┌──
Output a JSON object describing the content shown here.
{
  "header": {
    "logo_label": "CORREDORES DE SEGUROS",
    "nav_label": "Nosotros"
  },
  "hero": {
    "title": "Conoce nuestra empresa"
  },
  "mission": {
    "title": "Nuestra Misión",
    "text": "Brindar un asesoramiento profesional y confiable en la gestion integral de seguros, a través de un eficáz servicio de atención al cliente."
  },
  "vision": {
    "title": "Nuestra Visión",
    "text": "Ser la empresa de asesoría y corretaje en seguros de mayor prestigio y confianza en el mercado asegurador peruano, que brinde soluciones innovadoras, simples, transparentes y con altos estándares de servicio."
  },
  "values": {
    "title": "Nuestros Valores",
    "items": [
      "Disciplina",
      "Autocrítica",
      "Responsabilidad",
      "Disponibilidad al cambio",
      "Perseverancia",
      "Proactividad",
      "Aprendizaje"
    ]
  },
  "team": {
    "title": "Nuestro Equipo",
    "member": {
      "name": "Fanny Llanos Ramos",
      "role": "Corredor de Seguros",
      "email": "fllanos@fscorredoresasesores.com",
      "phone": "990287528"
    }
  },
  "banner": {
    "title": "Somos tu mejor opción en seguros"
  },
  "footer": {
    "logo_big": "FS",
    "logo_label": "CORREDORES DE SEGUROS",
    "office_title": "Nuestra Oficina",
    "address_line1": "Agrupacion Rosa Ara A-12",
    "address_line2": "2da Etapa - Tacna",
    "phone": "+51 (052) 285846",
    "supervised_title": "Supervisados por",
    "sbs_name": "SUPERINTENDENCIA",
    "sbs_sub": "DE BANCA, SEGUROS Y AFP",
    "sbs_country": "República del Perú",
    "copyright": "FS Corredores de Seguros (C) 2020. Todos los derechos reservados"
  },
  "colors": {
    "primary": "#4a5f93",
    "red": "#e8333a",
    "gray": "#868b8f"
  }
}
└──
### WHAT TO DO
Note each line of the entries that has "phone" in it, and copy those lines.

### THE COMPLETED TASK
      "phone": "990287528"
    "phone": "+51 (052) 285846",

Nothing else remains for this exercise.